Salit: Yes.

Newman: I think that Obama could articulate that and he could undermine both Hillary’s and McCain’s positions. I do think people are getting tired of Obama’s refrain “I was against the war from the start.” Well, hello, who cares after a certain point?

Salit: You have to deepen the argument. You have to give the rationale for why it’s important to even say that. I think that’s what you’re offering here.

Newman: But I don’t know if anybody will take that on.

Salit: Is the implication that people who have the ethical lapse, both in the original judgment and then in the attempt to move beyond it…

Newman: The judgment is not an ethical lapse.

Salit: OK. The judgment is a misjudgment. The effort to act as if that doesn’t matter any longer is the ethical lapse.

Newman: Yes. If you go to the wrong place, what do you do as a response to the recognition that you’ve gone to the wrong place? You get out of that place. You don’t stay there and think of a reason for being there. One might be drawn to that for pragmatic reasons, but it’s not ethically sound. If you’re going to your grandmother’s house to give her a birthday present, but you wind up instead going to…

Salit: …Las Vegas.

Newman: Something like that. You don’t say Oh, now that I’m here, I’ll gamble. That’s not the ethical thing to do.

Salit: No.

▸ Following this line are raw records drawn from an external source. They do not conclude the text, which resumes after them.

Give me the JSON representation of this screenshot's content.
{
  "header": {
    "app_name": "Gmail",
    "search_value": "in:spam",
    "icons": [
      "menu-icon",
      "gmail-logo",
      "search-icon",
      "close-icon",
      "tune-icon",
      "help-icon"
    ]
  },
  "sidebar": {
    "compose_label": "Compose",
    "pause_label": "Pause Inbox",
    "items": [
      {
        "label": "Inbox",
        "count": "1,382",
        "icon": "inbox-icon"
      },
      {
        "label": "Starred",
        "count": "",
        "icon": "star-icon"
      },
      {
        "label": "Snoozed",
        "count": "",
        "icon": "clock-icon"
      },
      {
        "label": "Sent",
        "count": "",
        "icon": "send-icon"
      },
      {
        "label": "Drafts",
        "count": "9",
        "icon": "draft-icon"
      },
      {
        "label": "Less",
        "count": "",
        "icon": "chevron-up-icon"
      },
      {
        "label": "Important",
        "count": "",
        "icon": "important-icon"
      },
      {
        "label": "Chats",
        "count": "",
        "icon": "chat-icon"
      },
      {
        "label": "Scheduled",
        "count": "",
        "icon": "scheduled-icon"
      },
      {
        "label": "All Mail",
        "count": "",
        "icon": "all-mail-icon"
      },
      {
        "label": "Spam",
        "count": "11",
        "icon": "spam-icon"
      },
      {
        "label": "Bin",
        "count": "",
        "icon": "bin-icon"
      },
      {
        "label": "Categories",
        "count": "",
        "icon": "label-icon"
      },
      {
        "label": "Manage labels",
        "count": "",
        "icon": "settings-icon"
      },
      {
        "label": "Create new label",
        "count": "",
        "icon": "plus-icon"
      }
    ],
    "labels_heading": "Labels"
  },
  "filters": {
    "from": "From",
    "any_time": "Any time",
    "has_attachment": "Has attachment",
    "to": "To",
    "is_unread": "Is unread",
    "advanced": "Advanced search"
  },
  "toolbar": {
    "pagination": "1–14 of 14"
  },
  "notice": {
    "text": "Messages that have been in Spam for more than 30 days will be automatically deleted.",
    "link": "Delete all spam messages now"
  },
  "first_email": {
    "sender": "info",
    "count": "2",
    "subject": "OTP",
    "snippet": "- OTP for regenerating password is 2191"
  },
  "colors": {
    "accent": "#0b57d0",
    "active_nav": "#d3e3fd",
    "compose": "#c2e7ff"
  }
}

Newman: You get out of that place. What I’m saying is that it’s not just a pragmatic question. It’s an ethical question and the standing of the United States internationally has plummeted off of a failure to understand this ethical question. The United States failed to respond to its own mistake. What do you do? Get the hell out. Do you do it so as to minimize troop loss? Of course. But that’s what you do. The issue is that they want to make the mistake simply go away. ‘So, now we’re here in Iraq. There are some worthwhile things to do.’ That’s not a positive ethical argument. But it does expose something about the two party deadlock. You give up your ethics in favor of pure pragmatics. That leaves you in a very, very bad position with the world. And that is what’s happened to the United States.

Salit: Thank you.